_REQUIRED WORK_: Search the entries below for the string "with" and give the number of lines that hold it, nothing else.

_RECORD SET_:
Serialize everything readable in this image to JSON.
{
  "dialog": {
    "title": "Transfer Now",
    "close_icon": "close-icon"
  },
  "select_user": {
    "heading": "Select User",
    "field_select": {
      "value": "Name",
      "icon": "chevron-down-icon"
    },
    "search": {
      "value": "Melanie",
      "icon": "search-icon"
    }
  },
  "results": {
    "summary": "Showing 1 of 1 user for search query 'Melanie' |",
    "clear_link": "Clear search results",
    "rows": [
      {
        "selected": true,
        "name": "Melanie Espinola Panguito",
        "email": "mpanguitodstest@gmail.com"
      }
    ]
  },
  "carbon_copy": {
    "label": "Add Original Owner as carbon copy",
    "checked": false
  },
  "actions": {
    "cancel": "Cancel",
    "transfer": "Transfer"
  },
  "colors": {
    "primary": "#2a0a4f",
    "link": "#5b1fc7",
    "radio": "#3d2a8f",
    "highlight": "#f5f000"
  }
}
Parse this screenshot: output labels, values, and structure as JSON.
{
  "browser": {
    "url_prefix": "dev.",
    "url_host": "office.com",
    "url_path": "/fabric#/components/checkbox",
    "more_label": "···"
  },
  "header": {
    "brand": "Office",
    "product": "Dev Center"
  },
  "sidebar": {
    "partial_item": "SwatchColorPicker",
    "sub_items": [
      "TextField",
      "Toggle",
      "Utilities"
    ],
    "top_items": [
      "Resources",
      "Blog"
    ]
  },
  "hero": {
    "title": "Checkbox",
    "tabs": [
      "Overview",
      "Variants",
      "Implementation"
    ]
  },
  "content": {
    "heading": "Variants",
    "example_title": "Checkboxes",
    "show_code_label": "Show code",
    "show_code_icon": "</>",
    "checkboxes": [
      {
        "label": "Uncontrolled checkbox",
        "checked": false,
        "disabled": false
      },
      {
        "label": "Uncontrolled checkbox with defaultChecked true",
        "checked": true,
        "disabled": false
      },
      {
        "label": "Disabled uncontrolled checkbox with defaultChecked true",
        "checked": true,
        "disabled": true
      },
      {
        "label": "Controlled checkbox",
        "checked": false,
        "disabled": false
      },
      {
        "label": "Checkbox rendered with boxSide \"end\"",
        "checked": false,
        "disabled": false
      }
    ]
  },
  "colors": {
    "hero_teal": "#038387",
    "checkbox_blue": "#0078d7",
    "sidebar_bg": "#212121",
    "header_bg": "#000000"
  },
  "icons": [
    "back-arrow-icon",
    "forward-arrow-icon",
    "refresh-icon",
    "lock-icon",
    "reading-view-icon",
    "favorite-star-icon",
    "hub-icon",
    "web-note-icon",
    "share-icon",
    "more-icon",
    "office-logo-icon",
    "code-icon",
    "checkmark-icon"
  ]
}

_RESPONSE BELOW_: 3